The war in Ukraine has tended to increase uncertainty regarding inflation and growth prospects. When and with what consequences this war will end is pure speculation, but capital markets are expected to build a certain immunity to the headline risks in the coming weeks. The medium- to long-term consequences, on the other hand, could be significant. It is possible that we are at the beginning of a new bloc formation or a new Cold War. This would put a significant damper on globalization and further fuel higher structural inflation. 

US equities extended gains for the third session on Friday and snapped a 3-week losing streak as investors looked past hawkish headlines and piled into tech and growth shares that have been battered since mid-August. The Dow added 377 points, the S&P 500 1.5% and the Nasdaq 2.1%. For the week, the Dow gained almost 3%, and both the S&P and the Nasdaq about 4%. European equity markets also closed higher on Friday, with the Euro Stoxx 50 rising by 1.6%, led by energy shares as crude prices rose for the second session. European markets marched higher for the week, following three consecutive weeks of losses, driven by gains in the banking sector on expectations of higher interest rates.  


  • Asian shares climbed Monday on improved risk sentiment with Japanese and Australian equities leading the way. Travel shares in Japan rose on reports that border measures may be eased further. Mainland China, Hong Kong and South Korea markets are closed today for a holiday. 
  • European shares are poised to extend their rally further as US equity futures remained flat ahead of key inflation data on Tuesday. 
  • Oil prices plunged around 1.0% this morning, extending losses from the prior two weeks, amid mounting worries about a global economic slowdown due to rapid monetary tightening in the US and Europe and after reports that China’s 2022 oil demand could shrink for the first time in two decades as the country keeps a strict zero-Covid policy. 
  • Ukraine’s forces continued their rapid advance in the Kharkiv region on Sunday, exploiting an extraordinary collapse of Russian defences. The advance represents Ukraine’s biggest victory since it pushed Russian troops away from the capitol Kyiv in March. Meanwhile, French President Emmanuel Macron urged Russia to withdraw “heavy and light” weaponry from the Zaporizhzhia nuclear power plant during a “frank exchange” with President Vladimir Putin on Sunday. 
  • Russia’s gross domestic product shrank by 4.1% year-on-year in Q2 2022, more than preliminary estimates of a 4% contraction. Russia’s government expects GDP to contract 2.9% in 2022 and 0.9% in 2023, much less than its August forecast of a 4.2% and 2.7% fall, respectively. 
  • GDP in the UK expanded 0.2% in July from June, rebounding from a 0.6% fall in the previous month, but below market forecasts of a 0.4% rise. Services was the main driver of the expansion, increasing by 0.4%. On the other hand, production fell 0.3%, with electricity, gas, steam and air conditioning supply sinking 3.4%. 

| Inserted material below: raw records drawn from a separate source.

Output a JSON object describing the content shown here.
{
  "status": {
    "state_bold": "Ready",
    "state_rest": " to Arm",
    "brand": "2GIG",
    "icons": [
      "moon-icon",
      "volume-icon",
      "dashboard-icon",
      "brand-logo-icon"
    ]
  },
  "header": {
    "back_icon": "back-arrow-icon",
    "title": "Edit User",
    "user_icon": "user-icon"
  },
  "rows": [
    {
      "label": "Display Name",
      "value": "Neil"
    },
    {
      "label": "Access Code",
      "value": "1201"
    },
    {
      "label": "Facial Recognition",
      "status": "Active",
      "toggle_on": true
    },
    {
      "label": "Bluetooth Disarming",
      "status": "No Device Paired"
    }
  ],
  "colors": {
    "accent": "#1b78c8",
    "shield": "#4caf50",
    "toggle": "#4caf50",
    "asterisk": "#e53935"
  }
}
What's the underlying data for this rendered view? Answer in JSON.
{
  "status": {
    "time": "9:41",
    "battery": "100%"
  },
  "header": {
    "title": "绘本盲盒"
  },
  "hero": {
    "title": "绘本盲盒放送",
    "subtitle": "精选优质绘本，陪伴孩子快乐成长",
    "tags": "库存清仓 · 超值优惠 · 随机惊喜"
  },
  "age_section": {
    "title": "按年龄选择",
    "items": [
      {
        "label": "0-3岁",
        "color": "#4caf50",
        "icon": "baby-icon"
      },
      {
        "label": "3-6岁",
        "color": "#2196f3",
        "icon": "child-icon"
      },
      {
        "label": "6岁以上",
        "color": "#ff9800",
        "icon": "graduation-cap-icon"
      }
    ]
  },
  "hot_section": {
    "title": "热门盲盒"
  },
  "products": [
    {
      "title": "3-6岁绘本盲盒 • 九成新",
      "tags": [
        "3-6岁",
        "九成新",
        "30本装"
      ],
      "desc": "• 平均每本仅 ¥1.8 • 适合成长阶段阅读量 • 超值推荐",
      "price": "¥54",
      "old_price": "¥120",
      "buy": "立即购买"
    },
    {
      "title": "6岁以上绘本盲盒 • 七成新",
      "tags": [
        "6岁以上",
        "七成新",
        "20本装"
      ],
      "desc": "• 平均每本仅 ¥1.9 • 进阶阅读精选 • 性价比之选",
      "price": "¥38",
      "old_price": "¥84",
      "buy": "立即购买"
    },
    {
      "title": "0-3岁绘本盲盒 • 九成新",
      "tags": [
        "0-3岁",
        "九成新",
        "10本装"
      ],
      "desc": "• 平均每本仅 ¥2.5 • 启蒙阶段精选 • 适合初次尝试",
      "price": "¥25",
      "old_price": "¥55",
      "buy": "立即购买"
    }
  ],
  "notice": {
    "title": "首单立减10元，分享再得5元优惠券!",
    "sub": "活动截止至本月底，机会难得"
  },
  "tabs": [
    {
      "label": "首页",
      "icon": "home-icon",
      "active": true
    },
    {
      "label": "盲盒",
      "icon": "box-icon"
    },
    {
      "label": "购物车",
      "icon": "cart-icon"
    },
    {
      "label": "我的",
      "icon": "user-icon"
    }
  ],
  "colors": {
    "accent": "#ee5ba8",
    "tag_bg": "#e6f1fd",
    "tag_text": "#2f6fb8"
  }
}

  • Treasury Secretary Janet Yellen yesterday said in an interview on CNN that she remains hopeful the US economy can avoid recession but added that Americans understand the need of the Federal Reserve to conquer inflation.  
  • Federal Reserve Governor Christopher Waller on Friday echoed recent sentiments from his colleagues, saying he expects a big interest rate increase this month. He also said policymakers should stop trying to guess the future and instead stick to what the data is saying.